FAQs

What is a Service Dog?

According to the Americans with Disabilities Act (ADA, 1990) a dog is considered a “service dog” if it has been “individually trained to do work or perform tasks for the benefit of a person with a disability.”

These dogs are more than just pets; they are a life line. Service dogs provide companionship, love, and support. They create a significant impact in their partner’s everyday life. Service dogs provide safety, confidence, independence, and a restored sense of freedom to their human companion.

What breeds can Doggie Does Good train?

Usually we train Golden Retrievers, Labrador Retrievers, Labradoodles, Belgian Malinios, and German Shepherds. However, we do train other breeds as well.

What tasks are Doggie Does Good service dogs trained to do?

We work with people with all types of disabilities; look at the “What Can We Train?” page to get more information.

Who is eligible to apply for a Service Dog through Doggie Does Good?

Everyone can apply, but not everyone will be right for the Doggie Does Good Service Dog Program.

What is the process I would need to go through to obtain a Service Dog?

To get a service dog you must put in a pre-application. After reviewing the pre-application, Doggie Does Good will contact you to inform you whether your application was accepted; this might take a little bit so please be patient with us. After your pre-application has been accepted we will set up an interview with you (this can be over the phone if you are unable to travel to our facility) and have you fill out a more detailed application. We do require that you make a commitment to getting a service dog through Doggie Does Good by paying a deposit before we get started. From there we will figure out the specifics of which dog would be best suited for you. We look at the dog’s breed, energy level, temperament, etc. to determine the best match for you. We also take your opinion, wants, and needs into account during the selection process. After we have all decided and agreed on a dog, Doggie Does Good begins to work on training the Service Dog to fit your needs.

How old do I need to be to receive a Service Dog?

Doggie Does Good does not discriminate by age; we believe that anyone whose quality of life can be improved by a service dog deserves one.

I have completed the online pre-application. When is someone going to get back to me?

We pride ourselves on training the highest quality dogs and that training will be our top priority so please be patient with us. We promise will get to you as soon as we can.

How long is the waiting list?

Timing does vary, but it may take anywhere from days to years to get your specific Service Dog started.

How much does a Service Dog cost?

Every service dog we train costs us anywhere from $10,000 to $25,000 in training, medical expenses, food, boarding, etc. We try to cover these expenses through fundraising because Doggie Does Good is a 501c3 nonprofit organization. We also have people that volunteer their time and efforts to bring you the best quality service dogs, puppies, and training. We understand how important it can be to add a Service Dog to your life and we would never want finances to be the deciding factor in getting a Service Dog.

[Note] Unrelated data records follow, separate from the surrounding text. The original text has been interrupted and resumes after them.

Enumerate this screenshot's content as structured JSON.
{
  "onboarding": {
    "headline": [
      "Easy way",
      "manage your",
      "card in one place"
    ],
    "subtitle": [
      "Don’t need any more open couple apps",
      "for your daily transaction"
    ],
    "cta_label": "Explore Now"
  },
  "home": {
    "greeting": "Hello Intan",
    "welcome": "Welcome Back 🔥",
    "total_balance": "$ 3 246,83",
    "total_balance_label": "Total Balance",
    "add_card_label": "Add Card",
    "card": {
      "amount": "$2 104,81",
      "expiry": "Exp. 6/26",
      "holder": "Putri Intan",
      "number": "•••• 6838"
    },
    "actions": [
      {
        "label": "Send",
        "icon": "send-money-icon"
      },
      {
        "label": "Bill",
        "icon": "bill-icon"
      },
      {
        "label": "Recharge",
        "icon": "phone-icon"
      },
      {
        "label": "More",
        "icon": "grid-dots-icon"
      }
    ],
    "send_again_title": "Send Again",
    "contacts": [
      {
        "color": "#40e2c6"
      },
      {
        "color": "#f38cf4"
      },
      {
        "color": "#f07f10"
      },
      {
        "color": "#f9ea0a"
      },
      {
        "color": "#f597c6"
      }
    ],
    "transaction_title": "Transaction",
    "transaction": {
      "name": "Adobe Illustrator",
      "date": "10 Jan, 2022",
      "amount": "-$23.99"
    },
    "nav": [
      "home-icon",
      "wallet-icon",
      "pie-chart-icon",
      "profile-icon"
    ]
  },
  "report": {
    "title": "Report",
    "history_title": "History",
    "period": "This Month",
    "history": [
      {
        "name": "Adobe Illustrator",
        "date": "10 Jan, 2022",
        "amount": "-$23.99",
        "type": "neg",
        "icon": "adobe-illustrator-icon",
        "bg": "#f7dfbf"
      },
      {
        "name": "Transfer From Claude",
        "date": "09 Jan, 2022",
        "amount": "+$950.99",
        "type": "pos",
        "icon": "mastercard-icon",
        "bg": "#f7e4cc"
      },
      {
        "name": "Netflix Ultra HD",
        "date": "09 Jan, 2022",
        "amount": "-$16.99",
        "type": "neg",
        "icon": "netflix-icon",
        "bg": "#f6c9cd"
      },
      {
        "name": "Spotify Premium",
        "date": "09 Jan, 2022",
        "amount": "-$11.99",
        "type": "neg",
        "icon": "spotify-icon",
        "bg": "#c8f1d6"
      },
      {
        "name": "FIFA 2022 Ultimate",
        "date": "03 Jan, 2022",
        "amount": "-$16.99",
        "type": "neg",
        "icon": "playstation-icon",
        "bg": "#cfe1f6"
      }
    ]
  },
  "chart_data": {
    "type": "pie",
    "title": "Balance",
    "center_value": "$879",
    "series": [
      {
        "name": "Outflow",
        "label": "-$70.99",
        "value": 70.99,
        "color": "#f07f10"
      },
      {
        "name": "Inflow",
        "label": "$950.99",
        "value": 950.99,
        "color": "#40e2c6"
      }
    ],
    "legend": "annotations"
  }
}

What is the difference between a Therapy Dog and a Service Dog?

The difference between a Therapy Dog and a Service Dog is that a Therapy Dog is trained and tested for temperament and obedience to bring joy and companionship to multiple people, where as a Service Dog works only for one person. A Therapy Dog is also worked in children hospitals, nursing homes, etc. to comfort those in need.

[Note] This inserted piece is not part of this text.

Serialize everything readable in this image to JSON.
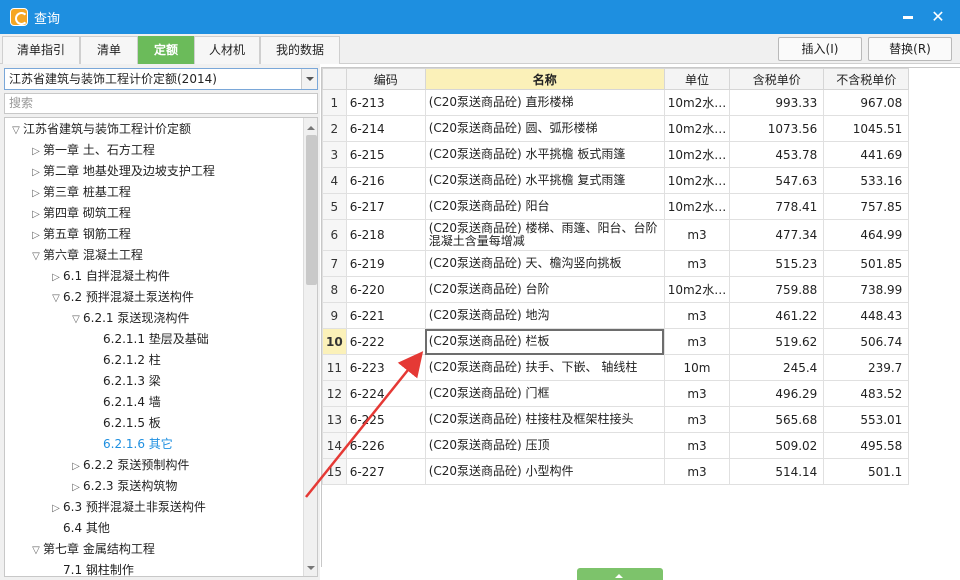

What types of volunteers are needed?

We appreciate any help we can get from anyone. Go to our “Support Now” page for more details.

What is a puppy raiser?

A puppy raiser is someone who helps raise puppies for the Doggie Does Good Service Dog Program. The puppy raisers act like a foster home for the service dogs while they are still too young to go through training. A puppy raiser is caring and affectionate, and provides a great start for the puppies while they adjust to home life. These puppies will go on to do great things by helping people with disabilities gain their independence; puppy raisers provide the foundation that these puppies need. Please refer to the Puppy Raiser FAQs for more information.